Page 2194 - Week 06 - Tuesday, 21 June 2011

Next page . . . . Previous page . . . . Speeches . . . . Contents . . . . Debates(HTML) . . . . PDF . . . . Video

Australia is truly the best country in the world in which to live, and I wish the rest of the world was so fortunate. It is the best characteristics of Australia that I wish for Croatia to have as well: freedom, opportunity and security.

Many Croatians came to Australia after World War II to escape the oppressive regime in Yugoslavia. Croats were very much treated like second class citizens. Many present tonight were persecuted by the State because of their nationality, intimidated, orphaned, deprived of education and fled seeking freedom and a better life. They made their way to Australia, following friends or relatives into the unknown, and leaving loved ones behind in poor conditions, often terribly oppressed by a regime that wanted them to flee as well. They started new lives, and helped those they left behind. There would be setbacks, but they would try again. They embraced Australia, took opportunities to work and learn, build and grow, recognising their good fortune in coming to this great land. Once settled they redirected their energy towards making a better life using their minds, and not just their hands. They made many sacrifices so that future generations could have an unobstructed path before them, and on behalf of so many I thank them for that. 

I cannot begin to understand how difficult it must have been to leave your homes and your families, knowing you may never return, and, carrying the heavy burden of responsibility, knowing that the very act of leaving may lead to further persecution of those left behind.

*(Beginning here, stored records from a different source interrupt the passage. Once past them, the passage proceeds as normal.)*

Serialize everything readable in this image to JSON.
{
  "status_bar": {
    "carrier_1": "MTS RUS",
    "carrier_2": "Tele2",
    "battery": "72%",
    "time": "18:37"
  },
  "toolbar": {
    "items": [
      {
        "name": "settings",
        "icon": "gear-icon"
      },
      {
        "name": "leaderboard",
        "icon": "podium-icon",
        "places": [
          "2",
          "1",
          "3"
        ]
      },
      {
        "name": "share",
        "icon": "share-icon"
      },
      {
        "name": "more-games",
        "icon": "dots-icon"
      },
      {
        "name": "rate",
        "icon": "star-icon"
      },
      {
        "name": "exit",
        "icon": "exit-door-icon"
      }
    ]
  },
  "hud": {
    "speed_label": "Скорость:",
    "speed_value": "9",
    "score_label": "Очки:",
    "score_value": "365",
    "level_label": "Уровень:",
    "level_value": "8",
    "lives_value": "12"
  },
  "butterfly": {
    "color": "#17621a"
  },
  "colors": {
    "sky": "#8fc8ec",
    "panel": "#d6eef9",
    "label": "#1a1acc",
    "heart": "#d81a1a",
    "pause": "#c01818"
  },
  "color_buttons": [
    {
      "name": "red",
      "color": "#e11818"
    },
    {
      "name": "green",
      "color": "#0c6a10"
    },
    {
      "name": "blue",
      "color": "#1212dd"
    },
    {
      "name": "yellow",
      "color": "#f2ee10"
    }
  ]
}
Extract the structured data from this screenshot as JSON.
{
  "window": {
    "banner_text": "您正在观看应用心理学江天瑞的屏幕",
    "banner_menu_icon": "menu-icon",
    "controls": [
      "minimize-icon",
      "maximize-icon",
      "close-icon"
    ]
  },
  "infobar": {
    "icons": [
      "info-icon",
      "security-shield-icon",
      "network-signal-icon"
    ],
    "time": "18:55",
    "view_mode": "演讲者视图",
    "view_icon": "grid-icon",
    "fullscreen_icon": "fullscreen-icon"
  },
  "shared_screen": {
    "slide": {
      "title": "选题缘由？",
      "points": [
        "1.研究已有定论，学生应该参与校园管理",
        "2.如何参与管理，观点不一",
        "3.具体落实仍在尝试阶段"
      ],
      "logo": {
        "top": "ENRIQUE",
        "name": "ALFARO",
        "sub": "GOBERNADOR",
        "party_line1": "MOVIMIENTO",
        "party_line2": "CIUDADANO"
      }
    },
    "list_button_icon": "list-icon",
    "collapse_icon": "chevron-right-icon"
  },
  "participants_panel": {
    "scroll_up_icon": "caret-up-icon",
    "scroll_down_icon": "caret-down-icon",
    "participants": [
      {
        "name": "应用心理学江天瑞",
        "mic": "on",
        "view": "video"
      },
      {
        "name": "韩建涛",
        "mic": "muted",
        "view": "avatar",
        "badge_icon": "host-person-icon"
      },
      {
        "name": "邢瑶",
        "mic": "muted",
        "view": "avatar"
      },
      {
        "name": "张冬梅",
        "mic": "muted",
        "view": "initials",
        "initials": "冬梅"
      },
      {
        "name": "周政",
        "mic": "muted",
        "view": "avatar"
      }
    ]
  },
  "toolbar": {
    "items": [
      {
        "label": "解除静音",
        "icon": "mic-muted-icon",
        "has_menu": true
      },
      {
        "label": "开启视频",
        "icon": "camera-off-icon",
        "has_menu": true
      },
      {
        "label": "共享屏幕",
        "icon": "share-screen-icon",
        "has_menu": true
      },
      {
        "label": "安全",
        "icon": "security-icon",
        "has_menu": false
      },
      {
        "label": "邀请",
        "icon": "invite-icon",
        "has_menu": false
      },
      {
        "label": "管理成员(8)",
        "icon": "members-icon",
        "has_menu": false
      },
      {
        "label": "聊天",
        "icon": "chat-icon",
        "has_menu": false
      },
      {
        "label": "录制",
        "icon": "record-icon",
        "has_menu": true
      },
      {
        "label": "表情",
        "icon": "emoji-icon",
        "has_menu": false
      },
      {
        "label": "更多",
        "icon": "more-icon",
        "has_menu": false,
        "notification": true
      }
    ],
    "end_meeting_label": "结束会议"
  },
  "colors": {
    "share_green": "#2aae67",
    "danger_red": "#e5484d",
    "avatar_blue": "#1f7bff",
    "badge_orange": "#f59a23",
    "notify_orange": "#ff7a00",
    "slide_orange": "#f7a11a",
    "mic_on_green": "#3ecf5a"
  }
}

I have heard many stories sad and courageous, fortunate and tragic. This gave me only a peek into the window of the hearts of Croats at home and abroad, and what independence for Croatia could possibly mean for them. Living their lives in a heightened state of anxiety, independence could finally provide relief, knowing that all Croats could enjoy the liberties we take for granted in Australia.

I first travelled to Croatia as a 9-year old with my mother and sisters in 1982. My father was not allowed to go to Yugoslavia as he had not done military service and would have been locked up. I remember going with my mother to report to the police in her home town and be questioned about my father and other family members in Australia. My mother implored that I take nothing to eat or drink from the police, people I had been taught in Australia to trust and go to if in need of help. Such was the fear that people lived under every day.

It was such a relief for Croatia to be independent, free of the oppression that had become normal. A country with such natural beauty, cultural wealth and tradition could finally determine its own future. That its people could vote and choose their destiny for themselves.

For many Croatians who made Australia their home this battle for the independence of Croatia was hard fought and seemed to last forever, but they never gave up. Time has made many realise that despite their love for their homeland, which they can visit freely now, Australia is their home. Many have enabled my generation to have opportunities they only could have wished for and now their grandchildren have the good fortune to live and grow in Australia with their grandparents free of the burden they carried for much of their lives because Croatia is free.

Next page . . . . Previous page . . . . Speeches . . . . Contents . . . . Debates(HTML) . . . . PDF . . . . Video